───── Extracted material
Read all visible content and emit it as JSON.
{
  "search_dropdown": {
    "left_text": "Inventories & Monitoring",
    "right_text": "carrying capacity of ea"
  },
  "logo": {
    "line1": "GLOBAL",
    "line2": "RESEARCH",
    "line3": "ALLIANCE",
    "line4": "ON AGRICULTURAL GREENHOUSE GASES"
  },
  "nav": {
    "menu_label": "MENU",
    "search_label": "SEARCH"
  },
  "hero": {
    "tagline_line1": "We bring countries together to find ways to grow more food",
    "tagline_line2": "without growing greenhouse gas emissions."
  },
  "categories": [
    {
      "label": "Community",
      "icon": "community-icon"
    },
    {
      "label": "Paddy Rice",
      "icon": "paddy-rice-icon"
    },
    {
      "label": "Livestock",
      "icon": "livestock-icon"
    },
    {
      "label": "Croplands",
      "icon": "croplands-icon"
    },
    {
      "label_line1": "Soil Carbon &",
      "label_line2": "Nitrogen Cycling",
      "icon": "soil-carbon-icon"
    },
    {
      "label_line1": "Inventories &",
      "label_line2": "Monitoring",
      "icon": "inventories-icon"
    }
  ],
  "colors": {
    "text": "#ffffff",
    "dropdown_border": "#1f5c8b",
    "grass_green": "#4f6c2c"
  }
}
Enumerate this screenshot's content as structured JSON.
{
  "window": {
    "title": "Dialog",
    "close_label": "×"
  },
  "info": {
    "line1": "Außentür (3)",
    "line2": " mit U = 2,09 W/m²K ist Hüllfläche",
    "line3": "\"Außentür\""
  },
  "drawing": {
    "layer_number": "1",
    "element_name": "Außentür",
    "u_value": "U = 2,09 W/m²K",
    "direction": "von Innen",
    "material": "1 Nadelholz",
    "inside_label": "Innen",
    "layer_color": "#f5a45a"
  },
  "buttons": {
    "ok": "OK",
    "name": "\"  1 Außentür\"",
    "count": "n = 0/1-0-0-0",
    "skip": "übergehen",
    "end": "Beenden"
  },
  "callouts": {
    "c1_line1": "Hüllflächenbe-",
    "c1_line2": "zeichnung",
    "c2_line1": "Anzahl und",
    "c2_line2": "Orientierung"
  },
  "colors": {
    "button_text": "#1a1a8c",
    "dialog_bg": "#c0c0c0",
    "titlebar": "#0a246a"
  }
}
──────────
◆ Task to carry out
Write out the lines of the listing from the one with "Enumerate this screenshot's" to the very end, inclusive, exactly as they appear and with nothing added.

◆ Solved problem
Enumerate this screenshot's content as structured JSON.
{
  "window": {
    "title": "Dialog",
    "close_label": "×"
  },
  "info": {
    "line1": "Außentür (3)",
    "line2": " mit U = 2,09 W/m²K ist Hüllfläche",
    "line3": "\"Außentür\""
  },
  "drawing": {
    "layer_number": "1",
    "element_name": "Außentür",
    "u_value": "U = 2,09 W/m²K",
    "direction": "von Innen",
    "material": "1 Nadelholz",
    "inside_label": "Innen",
    "layer_color": "#f5a45a"
  },
  "buttons": {
    "ok": "OK",
    "name": "\"  1 Außentür\"",
    "count": "n = 0/1-0-0-0",
    "skip": "übergehen",
    "end": "Beenden"
  },
  "callouts": {
    "c1_line1": "Hüllflächenbe-",
    "c1_line2": "zeichnung",
    "c2_line1": "Anzahl und",
    "c2_line2": "Orientierung"
  },
  "colors": {
    "button_text": "#1a1a8c",
    "dialog_bg": "#c0c0c0",
    "titlebar": "#0a246a"
  }
}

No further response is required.